I have a friend who went on a weight-loss mission last year. His goal was to get MBA admissions into a B-school in the U.S., and after that, his immediate goal was to drop to below eighty kgs. He was 103 kgs when he started and had never dieted in his life, ever. So when he started walking about 10 kilometres every day and went on a strict diet, his body responded phenomenally well. He dropped exactly 24 kgs in two months. It was an incredible success story despite the fact that the suits and other clothes that he’d gotten stitched to take to the U.S. were loose and dangly by the time he left. Here’s what happened when he got to the U.S. His workload increased, academics and deadlines took priority, and since he was on a student budget, he succumbed to the quickest escape route of eating junk food. Suddenly there was no time to even sleep, let alone walk or exercise. The long and short of it is that he put on about half the weight he had lost in about six months and the rest of it thereafter. If this trend continues, he’ll soon be heavier than he ever was.
‘Fast is better than slow’ is a great philosophy for the speed of website searches, automobile performance or Amazon deliveries. In the case of health and wellbeing, it rarely works. Of late, I’ve been suggesting to anyone who’s on a weight-loss programme to just focus on losing 1 kilogram a month. This will ensure that in two years you lose 24 kgs, and this is exactly the kind of weight loss that sticks. What a lot of people don’t realise is that a crash diet, quick-fix exercises or workouts and the related plunge in bodyweight are like stop-gap arrangements. To become slim and fit requires you to become a different person – a person with different habits, behaviours and a new mindset. Sudden changes that happen often impact just the physical dimension but leave the mental side of the person untouched. On the contrary, when you lose weight progressively, it means that you’ve been working out regularly; you’ve stood the test of time as far as your new diet is concerned, and you’ve made fitness and exercise a way of life rather than a short-term arrangement.

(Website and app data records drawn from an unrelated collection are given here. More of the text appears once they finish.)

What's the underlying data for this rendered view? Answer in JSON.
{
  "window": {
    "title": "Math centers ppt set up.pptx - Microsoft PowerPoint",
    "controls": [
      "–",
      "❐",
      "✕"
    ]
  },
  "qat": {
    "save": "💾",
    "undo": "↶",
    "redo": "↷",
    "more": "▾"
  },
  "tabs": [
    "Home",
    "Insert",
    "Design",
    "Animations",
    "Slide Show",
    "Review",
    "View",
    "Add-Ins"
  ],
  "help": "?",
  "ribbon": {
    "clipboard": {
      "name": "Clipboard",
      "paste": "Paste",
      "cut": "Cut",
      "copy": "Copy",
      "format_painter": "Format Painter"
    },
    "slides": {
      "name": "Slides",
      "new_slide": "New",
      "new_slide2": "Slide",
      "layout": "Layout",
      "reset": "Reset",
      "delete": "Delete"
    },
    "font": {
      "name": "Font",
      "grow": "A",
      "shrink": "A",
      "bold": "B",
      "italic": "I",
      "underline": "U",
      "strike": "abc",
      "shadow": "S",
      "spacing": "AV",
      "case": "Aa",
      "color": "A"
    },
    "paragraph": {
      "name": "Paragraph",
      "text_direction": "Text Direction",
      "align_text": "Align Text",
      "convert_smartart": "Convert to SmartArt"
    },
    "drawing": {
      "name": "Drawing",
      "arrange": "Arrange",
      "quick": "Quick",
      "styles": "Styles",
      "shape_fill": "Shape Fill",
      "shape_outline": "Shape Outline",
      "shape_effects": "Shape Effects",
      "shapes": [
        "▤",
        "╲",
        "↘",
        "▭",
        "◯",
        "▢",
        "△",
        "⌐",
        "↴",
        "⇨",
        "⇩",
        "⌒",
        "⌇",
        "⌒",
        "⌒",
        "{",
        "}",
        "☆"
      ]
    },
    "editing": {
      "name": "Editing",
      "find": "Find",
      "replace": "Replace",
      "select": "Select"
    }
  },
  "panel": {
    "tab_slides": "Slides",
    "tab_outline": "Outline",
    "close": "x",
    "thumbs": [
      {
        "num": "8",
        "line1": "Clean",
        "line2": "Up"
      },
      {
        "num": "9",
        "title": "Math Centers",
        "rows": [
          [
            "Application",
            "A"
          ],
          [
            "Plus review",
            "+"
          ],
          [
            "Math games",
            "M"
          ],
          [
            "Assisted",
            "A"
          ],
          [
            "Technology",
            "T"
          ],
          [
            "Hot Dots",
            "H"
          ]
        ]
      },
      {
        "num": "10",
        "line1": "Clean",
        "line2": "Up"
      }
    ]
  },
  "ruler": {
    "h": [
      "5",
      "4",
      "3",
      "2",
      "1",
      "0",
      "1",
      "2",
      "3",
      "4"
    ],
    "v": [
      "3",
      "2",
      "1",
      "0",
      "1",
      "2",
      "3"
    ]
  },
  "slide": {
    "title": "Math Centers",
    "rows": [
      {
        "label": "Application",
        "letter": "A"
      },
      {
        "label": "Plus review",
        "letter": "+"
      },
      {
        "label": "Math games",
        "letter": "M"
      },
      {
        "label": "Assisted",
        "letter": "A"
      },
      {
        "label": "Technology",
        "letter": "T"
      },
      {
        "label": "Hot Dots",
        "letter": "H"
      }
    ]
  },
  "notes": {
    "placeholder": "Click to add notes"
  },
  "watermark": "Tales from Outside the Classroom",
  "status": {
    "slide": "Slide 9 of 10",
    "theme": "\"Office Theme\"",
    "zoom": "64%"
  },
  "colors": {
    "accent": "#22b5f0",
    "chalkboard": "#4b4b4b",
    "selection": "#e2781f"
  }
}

Now that’s just one example. There are tonnes of others. In the travel industry, there is the whole phenomenon of quick travel and package trips. In my view, that’s one of the worst ways to see a country or a city and also to approach travel in general. It only works for those for whom visiting places is more of a tick mark than an experience. I recently met someone who went on a package trip to ten countries in fifteen days, and when he was showing me the photographs of his trip on his phone, even he could barely decipher one place from the other. In many of the big cities, people are accustomed to rush out of bed in the morning, rush through their morning chores and breakfast, rush to work, rush through their workday, rush back home in the evening, rush to the gym if they’re lucky, rush through their workout and get back home to rush to bed. This rushing mindset and lifestyle is the opposite of enjoying life. I also see a lot of people wanting to get rich fast and retire fast, as if work life is a horrible dungeon to quickly escape from.
The real solutions lie in slowing down. As you start imbibing this idea of living a slow and relaxed life, do it slowly. Don’t rush into the idea of slowing down. Start by doing one activity every day slowly. Maybe have your coffee tomorrow morning slowly. Very slowly. Make sure you really enjoy every sip of it. Once you’ve done that, don’t be in a hurry to add two activities the next day. Stick with a slow morning coffee every day for a month. If you catch yourself naturally doing a few other things slowly during the month, then good for you. But don’t push it. After a month, add another activity. Maybe you can take a slow walk around your block after dinner or read a book slowly before going to bed. Do this for a month and then add one more activity. If you do this, you’ll begin to notice that you’re also learning to give yourself time in other areas of life. If you want to go on a diet, don’t change your entire diet overnight. Start with one small change. If you eat four slices of bread, two fried eggs and some butter and jam every morning, then just start by reducing the quantity of butter to half of what you normally eat. Then you can reduce two fried eggs to two boiled eggs. Then keep progressively changing things till you reach your ideal diet.
This is what the ‘Slow Is Better Than Fast’ philosophy is all about. If you were reading this and thinking that one month is too long of a time or one activity a day is too less of a change, then you are exactly the kind of person who might need this approach the most. Life is not meant to be a speed test; it’s meant to be a slow and ornate experience of our existence.